Agree with who? I've not seen anyone reference biology at all, except you, dhartung.

#Comment made: 2002-02-21 05:32:31+00 by: Dan Lyke

Pete, "I wonder if this is even really India's success, or the success of Indians." could be construed as asking questions about biology.

I'd ask if it was India's success, or the success of a former British colony. How's that[Wiki] for politically incorrect?

As for "Why certain people can't see the importance of this approach", I see parallels with the criticisms of Mother Theresa's work in Calcutta. By creating a victim/savior relationship, coming in wanting to fix "things" rather than elevating the people, and by making the assumptions inherent in the more socialist ways of perceiving the world, the help can only maintain that unequal relationship.

#Comment made: 2002-02-21 05:32:31+00 by: Pete

Then I failed to clearly define (one of) the questions about which I was wondering: Has the success of individual Indians in America benefitted India?

#Comment made: 2002-02-21 05:32:31+00 by: Larry Burton

I guess one could ask if the success of individual Irishmen in America has benefitted Ireland. I don't know, but it has sure benefitted America.

#Comment made: 2002-02-21 05:32:32+00 by: sethg

[dhartung:] Africa -- for example -- has very few natural resources. There's no way they're ever going to move beyond an agricultural society following the Western model (industrialization, export economy).

I'd be interested in seeing some statistics; my impression was that Africa has plenty of natural resources (oil, diamonds, various other minerals), but not the economic infrastructure for exploiting them.

Of course, different African countries may have different resource bases (thanks to the way the borders were drawn, but that's another story).

Also, one could argue that having a lot of natural resources is actually bad for a country's population, because it gives political elites (colonial or domestic) an incentive to just extract the resources, sell them, keep the profits, and screw the powerless locals.

#Comment made: 2002-02-21 05:32:32+00 by: Pete

Larry, the Irish came and stayed. H1B forces their holders to come and gain work experience, and then leave. The accumulated expertise leaves the country.

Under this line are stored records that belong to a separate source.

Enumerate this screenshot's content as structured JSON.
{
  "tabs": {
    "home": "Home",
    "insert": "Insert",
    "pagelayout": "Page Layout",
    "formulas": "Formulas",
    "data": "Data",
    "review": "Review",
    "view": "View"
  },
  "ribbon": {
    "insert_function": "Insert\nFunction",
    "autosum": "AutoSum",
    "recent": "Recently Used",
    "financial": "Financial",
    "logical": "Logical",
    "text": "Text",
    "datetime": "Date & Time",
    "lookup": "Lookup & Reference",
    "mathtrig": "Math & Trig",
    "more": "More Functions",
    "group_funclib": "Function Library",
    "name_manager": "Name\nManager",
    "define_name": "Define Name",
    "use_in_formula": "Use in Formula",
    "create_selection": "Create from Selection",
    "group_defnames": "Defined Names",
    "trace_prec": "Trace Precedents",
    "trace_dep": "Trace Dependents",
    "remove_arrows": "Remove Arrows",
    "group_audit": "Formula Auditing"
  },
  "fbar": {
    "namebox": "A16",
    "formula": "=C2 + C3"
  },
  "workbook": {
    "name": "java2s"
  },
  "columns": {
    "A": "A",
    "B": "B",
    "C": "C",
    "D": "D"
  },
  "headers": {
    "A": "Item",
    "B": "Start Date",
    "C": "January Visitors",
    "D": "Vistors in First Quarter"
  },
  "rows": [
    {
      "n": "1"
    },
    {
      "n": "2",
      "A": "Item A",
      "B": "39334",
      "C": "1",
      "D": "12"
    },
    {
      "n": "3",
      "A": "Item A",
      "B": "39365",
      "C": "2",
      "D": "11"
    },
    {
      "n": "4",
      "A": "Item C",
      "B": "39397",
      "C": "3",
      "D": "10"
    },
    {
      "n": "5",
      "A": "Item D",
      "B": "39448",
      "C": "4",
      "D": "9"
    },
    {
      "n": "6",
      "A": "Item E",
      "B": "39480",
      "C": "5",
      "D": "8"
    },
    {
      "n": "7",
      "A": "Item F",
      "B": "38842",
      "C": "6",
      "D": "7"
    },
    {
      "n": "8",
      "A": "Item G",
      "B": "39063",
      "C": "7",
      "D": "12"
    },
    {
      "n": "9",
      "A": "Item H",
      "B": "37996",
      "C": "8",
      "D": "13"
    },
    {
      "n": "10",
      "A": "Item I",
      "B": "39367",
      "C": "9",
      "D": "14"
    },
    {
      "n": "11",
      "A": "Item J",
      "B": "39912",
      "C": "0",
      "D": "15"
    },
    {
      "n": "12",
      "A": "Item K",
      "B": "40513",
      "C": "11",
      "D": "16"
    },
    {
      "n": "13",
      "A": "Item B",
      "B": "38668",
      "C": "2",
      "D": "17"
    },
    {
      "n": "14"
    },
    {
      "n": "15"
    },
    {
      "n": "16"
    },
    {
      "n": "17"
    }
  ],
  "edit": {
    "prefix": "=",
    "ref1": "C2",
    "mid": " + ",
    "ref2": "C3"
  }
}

It doesn't necessarily go back to the visa holder's country of origin, but it sure doesn't stay in America.

There's a new column over at ZD (therefore it must be good) about this: http://www.zdnet.com/zdnn/stories/comment/0,5859,2805113,00.html

I'm not convinced yet as to whether H1B is a net positive or negative (or a wash) for America, but comparing to the Irish doesn't work.